There are two TVs in the sports department, and we originally had one on the NBA playoff game and one on the NHL playoff game. I first checked the Arizona/Atlanta game on the internet at the end of the fourth inning and saw that Johnson had seven strikeouts and hadn't allowed a hit. I started flipping one of the TVs over to TBS while the Braves were at bat at that point to check on Johnson's game.
Once Johnson made it through the sixth inning with the perfect game still in tact, we left one TV on TBS for the rest of the game and people kept drifting over to the TV to watch a couple of pitches or a couple of at-bats. At this point, the page designer was starting to think about what he'd have to do if Johnson actually got the perfecto.
Once the ninth inning rolled around, most of the people in the newsroom stopped working. There were at least half a dozen people clustered around the TV in the sports department and another dozen or so people clustered around the TV near the graphics and metro departments.

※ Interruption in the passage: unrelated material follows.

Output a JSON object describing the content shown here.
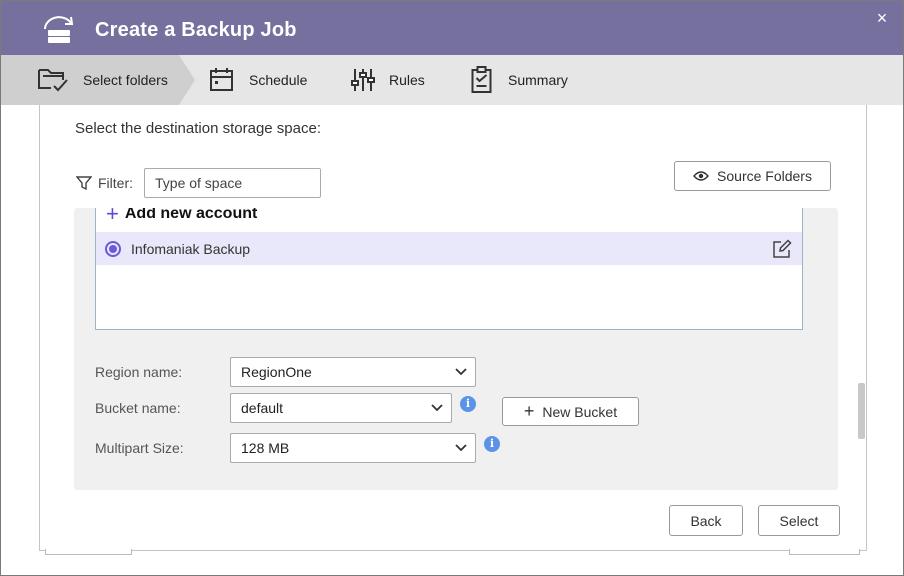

Throughout the ninth inning, everybody's chatting about the implications of the perfect game. Would he be the oldest pitcher to throw one? (Yes) Would he be the first pitcher with a no-hitter and a perfect game? (No) Would he be the first pitcher with a no-hitter in one leage and a perfect game in the other? (No) Who was the last pitcher with a perfect game? (David Cone)
One of the guys mentioned that the last pitcher he faced as a high school baseball player was Randy Johnson in a scrimmage. He said he swung at one pitch, but didn't make contact. That's just cool, if you ask me.
Anyway, that's one of the great things about working at a newspaper. Yeah, it's fun to cover games and write stories and follow sports (if you're in the sports department) for a living, but the best part is the camaraderie among all the people who work there. And if you're going to watch a perfect game (or parts of it), it's cool to watch it with a bunch of other sports fans, like I did last night.
Ben Jacobs can be reached via e-mail.